Problem to solve =
Repeat the records below exactly as they appear.

::::::

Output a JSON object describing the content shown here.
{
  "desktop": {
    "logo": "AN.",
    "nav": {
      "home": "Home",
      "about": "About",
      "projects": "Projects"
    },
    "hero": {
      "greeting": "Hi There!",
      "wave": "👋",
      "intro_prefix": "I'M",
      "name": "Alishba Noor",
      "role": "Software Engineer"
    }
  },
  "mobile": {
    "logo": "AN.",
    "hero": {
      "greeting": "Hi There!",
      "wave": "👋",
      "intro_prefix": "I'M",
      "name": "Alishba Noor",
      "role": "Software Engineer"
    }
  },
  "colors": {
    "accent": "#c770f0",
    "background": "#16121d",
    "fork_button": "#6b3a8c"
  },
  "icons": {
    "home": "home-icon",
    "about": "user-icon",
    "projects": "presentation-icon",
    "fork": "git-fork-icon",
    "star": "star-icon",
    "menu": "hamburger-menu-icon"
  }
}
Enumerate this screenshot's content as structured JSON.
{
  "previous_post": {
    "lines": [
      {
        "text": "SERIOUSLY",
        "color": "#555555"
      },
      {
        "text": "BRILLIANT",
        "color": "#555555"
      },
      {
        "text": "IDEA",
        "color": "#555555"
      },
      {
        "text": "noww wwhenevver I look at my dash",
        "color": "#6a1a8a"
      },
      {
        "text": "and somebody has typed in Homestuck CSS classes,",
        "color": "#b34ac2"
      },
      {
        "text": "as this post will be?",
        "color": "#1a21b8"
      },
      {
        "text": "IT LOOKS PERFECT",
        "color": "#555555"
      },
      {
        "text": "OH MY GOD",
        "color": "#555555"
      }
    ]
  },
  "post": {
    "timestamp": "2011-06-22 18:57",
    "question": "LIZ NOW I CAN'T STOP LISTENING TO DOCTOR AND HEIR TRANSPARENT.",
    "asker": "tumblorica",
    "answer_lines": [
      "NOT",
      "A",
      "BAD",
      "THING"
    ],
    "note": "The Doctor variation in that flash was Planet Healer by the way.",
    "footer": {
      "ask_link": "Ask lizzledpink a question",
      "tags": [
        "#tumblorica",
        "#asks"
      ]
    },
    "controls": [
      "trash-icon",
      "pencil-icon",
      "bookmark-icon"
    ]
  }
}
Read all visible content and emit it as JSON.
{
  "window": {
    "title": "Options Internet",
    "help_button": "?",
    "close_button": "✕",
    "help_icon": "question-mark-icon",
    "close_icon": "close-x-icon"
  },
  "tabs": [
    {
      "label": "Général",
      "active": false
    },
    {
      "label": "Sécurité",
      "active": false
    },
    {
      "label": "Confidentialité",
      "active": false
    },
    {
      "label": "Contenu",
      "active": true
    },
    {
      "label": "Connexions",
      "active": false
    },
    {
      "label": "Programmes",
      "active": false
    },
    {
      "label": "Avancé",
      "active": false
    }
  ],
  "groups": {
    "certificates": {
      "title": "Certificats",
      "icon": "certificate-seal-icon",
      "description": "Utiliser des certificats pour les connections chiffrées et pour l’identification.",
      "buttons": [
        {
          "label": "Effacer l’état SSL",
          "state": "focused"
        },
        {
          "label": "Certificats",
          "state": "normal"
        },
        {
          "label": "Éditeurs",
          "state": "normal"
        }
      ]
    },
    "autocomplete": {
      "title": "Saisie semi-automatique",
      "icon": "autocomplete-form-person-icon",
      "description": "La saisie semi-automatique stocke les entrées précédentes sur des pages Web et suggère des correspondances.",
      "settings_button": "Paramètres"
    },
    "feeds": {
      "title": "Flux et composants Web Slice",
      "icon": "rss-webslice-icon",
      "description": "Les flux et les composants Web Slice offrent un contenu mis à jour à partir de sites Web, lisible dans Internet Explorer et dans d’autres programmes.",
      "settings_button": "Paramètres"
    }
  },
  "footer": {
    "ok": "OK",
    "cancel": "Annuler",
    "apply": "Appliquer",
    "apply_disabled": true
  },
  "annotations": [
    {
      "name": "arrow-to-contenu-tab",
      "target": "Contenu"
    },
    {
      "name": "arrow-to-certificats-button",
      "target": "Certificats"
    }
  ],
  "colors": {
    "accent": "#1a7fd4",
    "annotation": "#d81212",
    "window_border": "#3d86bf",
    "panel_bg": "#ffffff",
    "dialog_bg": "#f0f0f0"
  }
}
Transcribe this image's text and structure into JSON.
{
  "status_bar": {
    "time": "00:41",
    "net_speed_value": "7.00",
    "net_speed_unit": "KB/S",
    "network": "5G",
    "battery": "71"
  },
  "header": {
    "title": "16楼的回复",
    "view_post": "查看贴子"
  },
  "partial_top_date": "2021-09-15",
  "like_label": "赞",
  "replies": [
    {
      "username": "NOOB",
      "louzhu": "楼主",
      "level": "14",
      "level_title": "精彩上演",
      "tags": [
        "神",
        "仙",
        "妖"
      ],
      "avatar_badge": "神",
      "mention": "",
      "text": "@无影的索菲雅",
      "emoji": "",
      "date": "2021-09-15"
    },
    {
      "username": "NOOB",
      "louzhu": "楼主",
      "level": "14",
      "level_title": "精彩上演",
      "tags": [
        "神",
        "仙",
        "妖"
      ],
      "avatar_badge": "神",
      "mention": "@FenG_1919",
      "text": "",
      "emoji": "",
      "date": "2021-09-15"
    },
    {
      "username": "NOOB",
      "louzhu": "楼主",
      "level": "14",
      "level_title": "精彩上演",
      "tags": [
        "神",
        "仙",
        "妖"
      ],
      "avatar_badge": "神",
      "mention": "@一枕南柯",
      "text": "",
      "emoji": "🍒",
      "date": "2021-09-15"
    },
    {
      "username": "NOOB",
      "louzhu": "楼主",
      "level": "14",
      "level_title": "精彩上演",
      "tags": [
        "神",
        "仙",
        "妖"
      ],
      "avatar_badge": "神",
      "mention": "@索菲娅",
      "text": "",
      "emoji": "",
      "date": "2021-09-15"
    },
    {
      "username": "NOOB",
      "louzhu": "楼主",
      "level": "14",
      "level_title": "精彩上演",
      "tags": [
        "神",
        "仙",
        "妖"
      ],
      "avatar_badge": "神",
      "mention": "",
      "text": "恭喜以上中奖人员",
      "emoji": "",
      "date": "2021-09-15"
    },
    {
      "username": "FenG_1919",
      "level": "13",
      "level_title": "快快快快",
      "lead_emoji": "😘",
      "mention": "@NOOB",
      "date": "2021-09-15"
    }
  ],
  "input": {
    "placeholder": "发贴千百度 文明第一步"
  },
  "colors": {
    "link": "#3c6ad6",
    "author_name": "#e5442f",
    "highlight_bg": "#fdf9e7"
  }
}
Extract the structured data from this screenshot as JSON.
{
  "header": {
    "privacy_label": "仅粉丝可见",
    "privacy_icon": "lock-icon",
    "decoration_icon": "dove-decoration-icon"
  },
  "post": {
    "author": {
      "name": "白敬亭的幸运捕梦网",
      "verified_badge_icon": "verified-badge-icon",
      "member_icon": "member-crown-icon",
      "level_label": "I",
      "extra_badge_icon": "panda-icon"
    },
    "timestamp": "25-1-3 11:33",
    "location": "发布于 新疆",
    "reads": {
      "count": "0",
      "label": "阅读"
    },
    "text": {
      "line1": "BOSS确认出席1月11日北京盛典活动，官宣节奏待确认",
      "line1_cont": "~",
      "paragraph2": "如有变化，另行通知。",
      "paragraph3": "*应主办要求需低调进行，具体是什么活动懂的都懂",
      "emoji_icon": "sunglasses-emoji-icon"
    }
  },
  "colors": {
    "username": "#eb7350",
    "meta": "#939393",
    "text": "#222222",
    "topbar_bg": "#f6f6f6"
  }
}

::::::

Answer for the task =
Output a JSON object describing the content shown here.
{
  "desktop": {
    "logo": "AN.",
    "nav": {
      "home": "Home",
      "about": "About",
      "projects": "Projects"
    },
    "hero": {
      "greeting": "Hi There!",
      "wave": "👋",
      "intro_prefix": "I'M",
      "name": "Alishba Noor",
      "role": "Software Engineer"
    }
  },
  "mobile": {
    "logo": "AN.",
    "hero": {
      "greeting": "Hi There!",
      "wave": "👋",
      "intro_prefix": "I'M",
      "name": "Alishba Noor",
      "role": "Software Engineer"
    }
  },
  "colors": {
    "accent": "#c770f0",
    "background": "#16121d",
    "fork_button": "#6b3a8c"
  },
  "icons": {
    "home": "home-icon",
    "about": "user-icon",
    "projects": "presentation-icon",
    "fork": "git-fork-icon",
    "star": "star-icon",
    "menu": "hamburger-menu-icon"
  }
}
Enumerate this screenshot's content as structured JSON.
{
  "previous_post": {
    "lines": [
      {
        "text": "SERIOUSLY",
        "color": "#555555"
      },
      {
        "text": "BRILLIANT",
        "color": "#555555"
      },
      {
        "text": "IDEA",
        "color": "#555555"
      },
      {
        "text": "noww wwhenevver I look at my dash",
        "color": "#6a1a8a"
      },
      {
        "text": "and somebody has typed in Homestuck CSS classes,",
        "color": "#b34ac2"
      },
      {
        "text": "as this post will be?",
        "color": "#1a21b8"
      },
      {
        "text": "IT LOOKS PERFECT",
        "color": "#555555"
      },
      {
        "text": "OH MY GOD",
        "color": "#555555"
      }
    ]
  },
  "post": {
    "timestamp": "2011-06-22 18:57",
    "question": "LIZ NOW I CAN'T STOP LISTENING TO DOCTOR AND HEIR TRANSPARENT.",
    "asker": "tumblorica",
    "answer_lines": [
      "NOT",
      "A",
      "BAD",
      "THING"
    ],
    "note": "The Doctor variation in that flash was Planet Healer by the way.",
    "footer": {
      "ask_link": "Ask lizzledpink a question",
      "tags": [
        "#tumblorica",
        "#asks"
      ]
    },
    "controls": [
      "trash-icon",
      "pencil-icon",
      "bookmark-icon"
    ]
  }
}
Read all visible content and emit it as JSON.
{
  "window": {
    "title": "Options Internet",
    "help_button": "?",
    "close_button": "✕",
    "help_icon": "question-mark-icon",
    "close_icon": "close-x-icon"
  },
  "tabs": [
    {
      "label": "Général",
      "active": false
    },
    {
      "label": "Sécurité",
      "active": false
    },
    {
      "label": "Confidentialité",
      "active": false
    },
    {
      "label": "Contenu",
      "active": true
    },
    {
      "label": "Connexions",
      "active": false
    },
    {
      "label": "Programmes",
      "active": false
    },
    {
      "label": "Avancé",
      "active": false
    }
  ],
  "groups": {
    "certificates": {
      "title": "Certificats",
      "icon": "certificate-seal-icon",
      "description": "Utiliser des certificats pour les connections chiffrées et pour l’identification.",
      "buttons": [
        {
          "label": "Effacer l’état SSL",
          "state": "focused"
        },
        {
          "label": "Certificats",
          "state": "normal"
        },
        {
          "label": "Éditeurs",
          "state": "normal"
        }
      ]
    },
    "autocomplete": {
      "title": "Saisie semi-automatique",
      "icon": "autocomplete-form-person-icon",
      "description": "La saisie semi-automatique stocke les entrées précédentes sur des pages Web et suggère des correspondances.",
      "settings_button": "Paramètres"
    },
    "feeds": {
      "title": "Flux et composants Web Slice",
      "icon": "rss-webslice-icon",
      "description": "Les flux et les composants Web Slice offrent un contenu mis à jour à partir de sites Web, lisible dans Internet Explorer et dans d’autres programmes.",
      "settings_button": "Paramètres"
    }
  },
  "footer": {
    "ok": "OK",
    "cancel": "Annuler",
    "apply": "Appliquer",
    "apply_disabled": true
  },
  "annotations": [
    {
      "name": "arrow-to-contenu-tab",
      "target": "Contenu"
    },
    {
      "name": "arrow-to-certificats-button",
      "target": "Certificats"
    }
  ],
  "colors": {
    "accent": "#1a7fd4",
    "annotation": "#d81212",
    "window_border": "#3d86bf",
    "panel_bg": "#ffffff",
    "dialog_bg": "#f0f0f0"
  }
}
Transcribe this image's text and structure into JSON.
{
  "status_bar": {
    "time": "00:41",
    "net_speed_value": "7.00",
    "net_speed_unit": "KB/S",
    "network": "5G",
    "battery": "71"
  },
  "header": {
    "title": "16楼的回复",
    "view_post": "查看贴子"
  },
  "partial_top_date": "2021-09-15",
  "like_label": "赞",
  "replies": [
    {
      "username": "NOOB",
      "louzhu": "楼主",
      "level": "14",
      "level_title": "精彩上演",
      "tags": [
        "神",
        "仙",
        "妖"
      ],
      "avatar_badge": "神",
      "mention": "",
      "text": "@无影的索菲雅",
      "emoji": "",
      "date": "2021-09-15"
    },
    {
      "username": "NOOB",
      "louzhu": "楼主",
      "level": "14",
      "level_title": "精彩上演",
      "tags": [
        "神",
        "仙",
        "妖"
      ],
      "avatar_badge": "神",
      "mention": "@FenG_1919",
      "text": "",
      "emoji": "",
      "date": "2021-09-15"
    },
    {
      "username": "NOOB",
      "louzhu": "楼主",
      "level": "14",
      "level_title": "精彩上演",
      "tags": [
        "神",
        "仙",
        "妖"
      ],
      "avatar_badge": "神",
      "mention": "@一枕南柯",
      "text": "",
      "emoji": "🍒",
      "date": "2021-09-15"
    },
    {
      "username": "NOOB",
      "louzhu": "楼主",
      "level": "14",
      "level_title": "精彩上演",
      "tags": [
        "神",
        "仙",
        "妖"
      ],
      "avatar_badge": "神",
      "mention": "@索菲娅",
      "text": "",
      "emoji": "",
      "date": "2021-09-15"
    },
    {
      "username": "NOOB",
      "louzhu": "楼主",
      "level": "14",
      "level_title": "精彩上演",
      "tags": [
        "神",
        "仙",
        "妖"
      ],
      "avatar_badge": "神",
      "mention": "",
      "text": "恭喜以上中奖人员",
      "emoji": "",
      "date": "2021-09-15"
    },
    {
      "username": "FenG_1919",
      "level": "13",
      "level_title": "快快快快",
      "lead_emoji": "😘",
      "mention": "@NOOB",
      "date": "2021-09-15"
    }
  ],
  "input": {
    "placeholder": "发贴千百度 文明第一步"
  },
  "colors": {
    "link": "#3c6ad6",
    "author_name": "#e5442f",
    "highlight_bg": "#fdf9e7"
  }
}
Extract the structured data from this screenshot as JSON.
{
  "header": {
    "privacy_label": "仅粉丝可见",
    "privacy_icon": "lock-icon",
    "decoration_icon": "dove-decoration-icon"
  },
  "post": {
    "author": {
      "name": "白敬亭的幸运捕梦网",
      "verified_badge_icon": "verified-badge-icon",
      "member_icon": "member-crown-icon",
      "level_label": "I",
      "extra_badge_icon": "panda-icon"
    },
    "timestamp": "25-1-3 11:33",
    "location": "发布于 新疆",
    "reads": {
      "count": "0",
      "label": "阅读"
    },
    "text": {
      "line1": "BOSS确认出席1月11日北京盛典活动，官宣节奏待确认",
      "line1_cont": "~",
      "paragraph2": "如有变化，另行通知。",
      "paragraph3": "*应主办要求需低调进行，具体是什么活动懂的都懂",
      "emoji_icon": "sunglasses-emoji-icon"
    }
  },
  "colors": {
    "username": "#eb7350",
    "meta": "#939393",
    "text": "#222222",
    "topbar_bg": "#f6f6f6"
  }
}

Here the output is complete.